The escalating crisis over North Korea is worrying experts who say that a previously unthinkable nuclear conflict is fast becoming a real possibility.
“Right now, I would say we are heading to war,” said Joe Cirincione, president of the Ploughshares Fund, an organization that supports nuclear weapon reduction and eventual elimination.
Anxiety is especially acute among liberals who fear that President Trump’s confrontational rhetoric could upset the balance that has maintained a tense peace on the Korean peninsula for decades.
They were unnerved by Trump’s speech to the United Nations this week, in which he derided North Korean leader Kim Jong Un as “Rocket Man” and said Kim was “on a suicide mission for himself and for his regime.”
Trump added that the United States would “totally destroy” North Korea in the event of an attack from Pyongyang on the U.S. or its allies.
Kim hit back with a rare personal statement, in which he called Trump a “mentally deranged dotard” and threatened “results beyond his expectation” by way of retribution.
North Korea’s foreign minister suggested soon afterward that the regime was contemplating detonating a hydrogen bomb in the Pacific Ocean.
Such a move would dramatically ratchet up the confrontation.
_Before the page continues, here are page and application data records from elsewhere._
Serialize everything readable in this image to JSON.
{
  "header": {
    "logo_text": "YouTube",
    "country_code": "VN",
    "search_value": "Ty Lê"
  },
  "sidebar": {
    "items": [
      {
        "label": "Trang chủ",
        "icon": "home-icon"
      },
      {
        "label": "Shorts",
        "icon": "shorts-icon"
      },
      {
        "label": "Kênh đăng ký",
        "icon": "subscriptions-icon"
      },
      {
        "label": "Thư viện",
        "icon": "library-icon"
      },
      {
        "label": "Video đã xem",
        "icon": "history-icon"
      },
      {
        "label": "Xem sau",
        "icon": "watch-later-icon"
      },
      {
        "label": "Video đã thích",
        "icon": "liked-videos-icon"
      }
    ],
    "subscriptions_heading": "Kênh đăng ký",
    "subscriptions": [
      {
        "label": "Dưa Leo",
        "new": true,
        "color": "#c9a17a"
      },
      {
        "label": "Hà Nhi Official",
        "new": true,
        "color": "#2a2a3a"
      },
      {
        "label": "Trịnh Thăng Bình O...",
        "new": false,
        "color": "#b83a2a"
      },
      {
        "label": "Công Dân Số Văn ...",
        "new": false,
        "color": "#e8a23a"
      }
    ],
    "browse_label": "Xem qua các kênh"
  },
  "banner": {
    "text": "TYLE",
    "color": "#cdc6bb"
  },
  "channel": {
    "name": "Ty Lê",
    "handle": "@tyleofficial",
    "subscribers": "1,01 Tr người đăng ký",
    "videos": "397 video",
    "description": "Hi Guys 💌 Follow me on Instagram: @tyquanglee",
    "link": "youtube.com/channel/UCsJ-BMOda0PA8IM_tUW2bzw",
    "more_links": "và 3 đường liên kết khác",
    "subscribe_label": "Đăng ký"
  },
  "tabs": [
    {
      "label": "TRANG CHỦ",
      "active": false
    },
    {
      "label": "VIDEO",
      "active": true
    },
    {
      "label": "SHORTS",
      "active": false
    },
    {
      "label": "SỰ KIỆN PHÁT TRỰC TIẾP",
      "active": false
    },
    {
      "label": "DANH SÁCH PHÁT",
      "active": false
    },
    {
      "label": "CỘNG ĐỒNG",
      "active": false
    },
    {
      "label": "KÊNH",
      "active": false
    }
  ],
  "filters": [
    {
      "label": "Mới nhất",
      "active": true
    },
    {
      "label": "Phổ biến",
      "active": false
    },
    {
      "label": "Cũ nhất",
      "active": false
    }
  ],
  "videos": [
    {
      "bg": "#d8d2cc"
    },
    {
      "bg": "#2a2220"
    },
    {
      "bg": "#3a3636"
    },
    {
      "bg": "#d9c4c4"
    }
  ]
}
No nation has detonated a nuclear device in the earth’s atmosphere since China did so in 1980.
Experts critical of Trump fear disaster could lie ahead.
“By any measure President Trump’s quote-unquote ‘strategy’ is not working,” said Michael Fuchs, who was a deputy assistant secretary of State during the Obama administration.
“This is squarely in the hands of the president himself,” Fuchs, who is now a senior fellow at the liberal Center for American Progress, added. “The rest of his administration, so far at least, seems willing to carry out a strategy focused on deterrence, reassurance, pressure and diplomacy. But the president from time to time lobs a grenade on top of these efforts, and spins the escalation up again.”
Supporters of the president, and those who take a more hawkish line on North Korea generally, argue that tough…